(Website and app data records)
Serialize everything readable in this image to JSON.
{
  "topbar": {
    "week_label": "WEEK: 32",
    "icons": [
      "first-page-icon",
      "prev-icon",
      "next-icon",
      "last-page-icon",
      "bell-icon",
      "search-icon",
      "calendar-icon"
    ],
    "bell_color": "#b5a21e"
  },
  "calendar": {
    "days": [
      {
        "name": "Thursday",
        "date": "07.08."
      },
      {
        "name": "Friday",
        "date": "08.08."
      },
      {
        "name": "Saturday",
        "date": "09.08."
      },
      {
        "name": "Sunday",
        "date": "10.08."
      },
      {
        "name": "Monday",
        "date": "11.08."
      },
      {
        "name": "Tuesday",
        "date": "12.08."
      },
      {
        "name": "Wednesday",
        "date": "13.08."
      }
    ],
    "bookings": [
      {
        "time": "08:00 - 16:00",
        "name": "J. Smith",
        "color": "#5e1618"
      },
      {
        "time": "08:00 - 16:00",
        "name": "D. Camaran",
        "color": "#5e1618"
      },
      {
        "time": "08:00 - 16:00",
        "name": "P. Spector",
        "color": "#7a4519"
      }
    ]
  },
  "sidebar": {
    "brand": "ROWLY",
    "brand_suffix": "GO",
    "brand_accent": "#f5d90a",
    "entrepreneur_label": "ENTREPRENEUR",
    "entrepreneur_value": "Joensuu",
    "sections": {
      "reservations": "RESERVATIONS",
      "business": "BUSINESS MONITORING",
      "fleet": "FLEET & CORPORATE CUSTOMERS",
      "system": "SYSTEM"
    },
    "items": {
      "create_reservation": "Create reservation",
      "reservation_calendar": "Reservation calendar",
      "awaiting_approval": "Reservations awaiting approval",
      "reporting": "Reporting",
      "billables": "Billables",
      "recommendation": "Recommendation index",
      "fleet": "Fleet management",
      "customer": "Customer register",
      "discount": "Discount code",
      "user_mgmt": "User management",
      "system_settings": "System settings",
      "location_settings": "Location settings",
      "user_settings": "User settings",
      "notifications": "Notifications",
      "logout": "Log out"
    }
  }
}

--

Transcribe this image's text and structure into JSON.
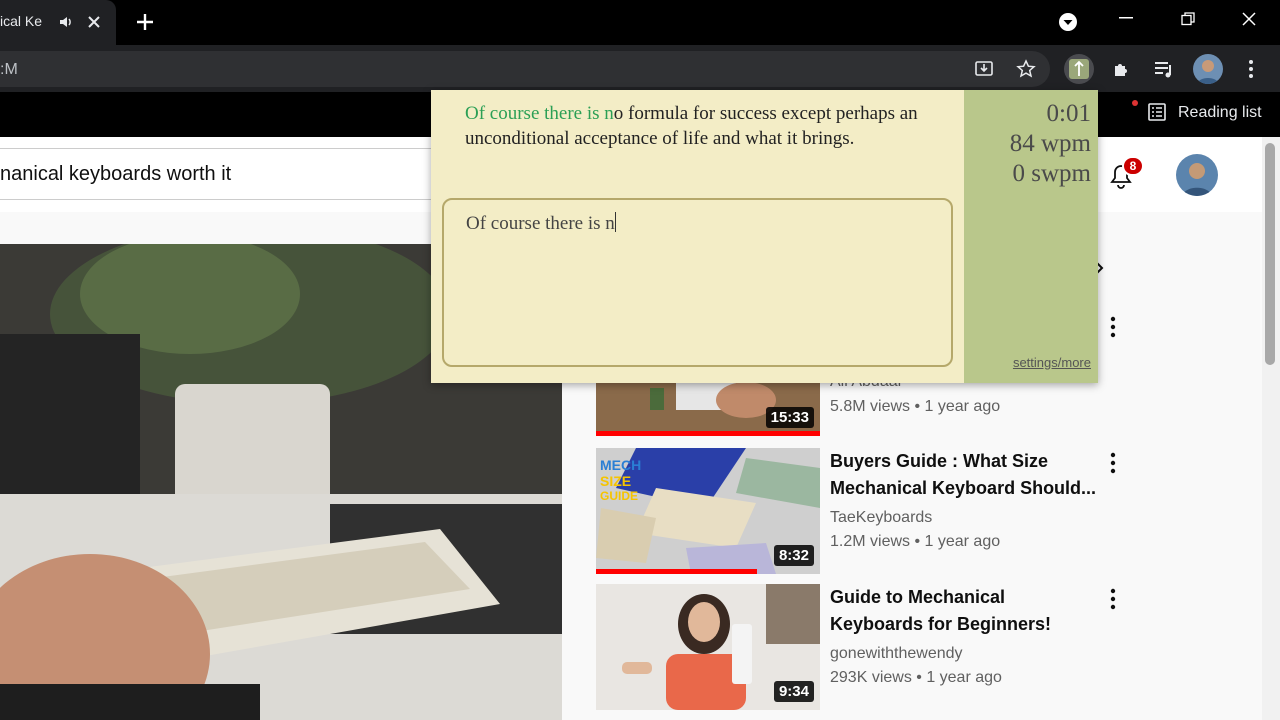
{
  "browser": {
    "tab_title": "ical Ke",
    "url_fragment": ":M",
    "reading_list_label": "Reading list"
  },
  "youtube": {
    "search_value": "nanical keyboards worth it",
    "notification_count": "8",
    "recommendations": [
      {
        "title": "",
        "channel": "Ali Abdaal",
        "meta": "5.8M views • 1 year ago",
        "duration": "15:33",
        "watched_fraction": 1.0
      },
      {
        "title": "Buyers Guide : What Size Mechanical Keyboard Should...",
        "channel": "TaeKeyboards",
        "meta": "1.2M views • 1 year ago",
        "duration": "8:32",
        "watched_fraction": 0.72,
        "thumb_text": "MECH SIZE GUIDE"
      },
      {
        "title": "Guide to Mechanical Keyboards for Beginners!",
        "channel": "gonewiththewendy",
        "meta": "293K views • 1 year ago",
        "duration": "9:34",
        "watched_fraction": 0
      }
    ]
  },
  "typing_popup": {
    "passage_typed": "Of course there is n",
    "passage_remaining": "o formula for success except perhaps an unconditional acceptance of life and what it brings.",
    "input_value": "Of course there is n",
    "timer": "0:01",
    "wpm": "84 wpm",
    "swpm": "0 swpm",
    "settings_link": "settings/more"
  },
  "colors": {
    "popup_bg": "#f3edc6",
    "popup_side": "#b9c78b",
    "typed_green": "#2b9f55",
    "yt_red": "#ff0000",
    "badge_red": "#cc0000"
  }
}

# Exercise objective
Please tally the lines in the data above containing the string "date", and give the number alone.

# Answer to the problem
7